About this exercise: Your answer should consist of each line below that includes the word "choices".
___ Provided entries ___
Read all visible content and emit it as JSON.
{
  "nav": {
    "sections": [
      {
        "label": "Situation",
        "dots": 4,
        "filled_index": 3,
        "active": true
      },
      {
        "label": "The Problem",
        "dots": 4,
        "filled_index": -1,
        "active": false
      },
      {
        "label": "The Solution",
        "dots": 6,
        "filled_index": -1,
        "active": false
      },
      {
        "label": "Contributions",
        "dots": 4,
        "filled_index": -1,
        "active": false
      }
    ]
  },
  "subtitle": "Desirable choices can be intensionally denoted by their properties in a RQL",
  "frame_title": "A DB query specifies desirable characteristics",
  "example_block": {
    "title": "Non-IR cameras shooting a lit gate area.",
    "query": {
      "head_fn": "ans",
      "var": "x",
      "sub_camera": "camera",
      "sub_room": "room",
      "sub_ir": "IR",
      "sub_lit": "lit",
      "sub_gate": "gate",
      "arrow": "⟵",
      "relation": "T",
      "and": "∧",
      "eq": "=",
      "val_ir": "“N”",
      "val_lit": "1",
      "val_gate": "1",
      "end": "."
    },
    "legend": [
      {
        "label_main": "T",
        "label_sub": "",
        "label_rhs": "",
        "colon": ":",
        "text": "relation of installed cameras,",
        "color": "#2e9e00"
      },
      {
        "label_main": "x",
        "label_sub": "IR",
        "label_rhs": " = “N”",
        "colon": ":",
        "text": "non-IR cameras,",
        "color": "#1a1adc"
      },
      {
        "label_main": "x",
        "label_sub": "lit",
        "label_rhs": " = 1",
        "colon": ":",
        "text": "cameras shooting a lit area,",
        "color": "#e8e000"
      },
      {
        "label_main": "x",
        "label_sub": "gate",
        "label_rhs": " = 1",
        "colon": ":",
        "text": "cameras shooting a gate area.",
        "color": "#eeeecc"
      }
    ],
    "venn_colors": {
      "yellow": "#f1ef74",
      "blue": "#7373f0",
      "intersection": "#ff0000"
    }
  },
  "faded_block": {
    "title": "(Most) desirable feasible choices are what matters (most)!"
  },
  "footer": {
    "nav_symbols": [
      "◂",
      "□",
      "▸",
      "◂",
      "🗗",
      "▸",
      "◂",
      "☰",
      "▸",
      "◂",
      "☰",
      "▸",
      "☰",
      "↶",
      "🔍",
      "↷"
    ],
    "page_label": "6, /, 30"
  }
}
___
Exercise output:
  "subtitle": "Desirable choices can be intensionally denoted by their properties in a RQL",
    "title": "(Most) desirable feasible choices are what matters (most)!"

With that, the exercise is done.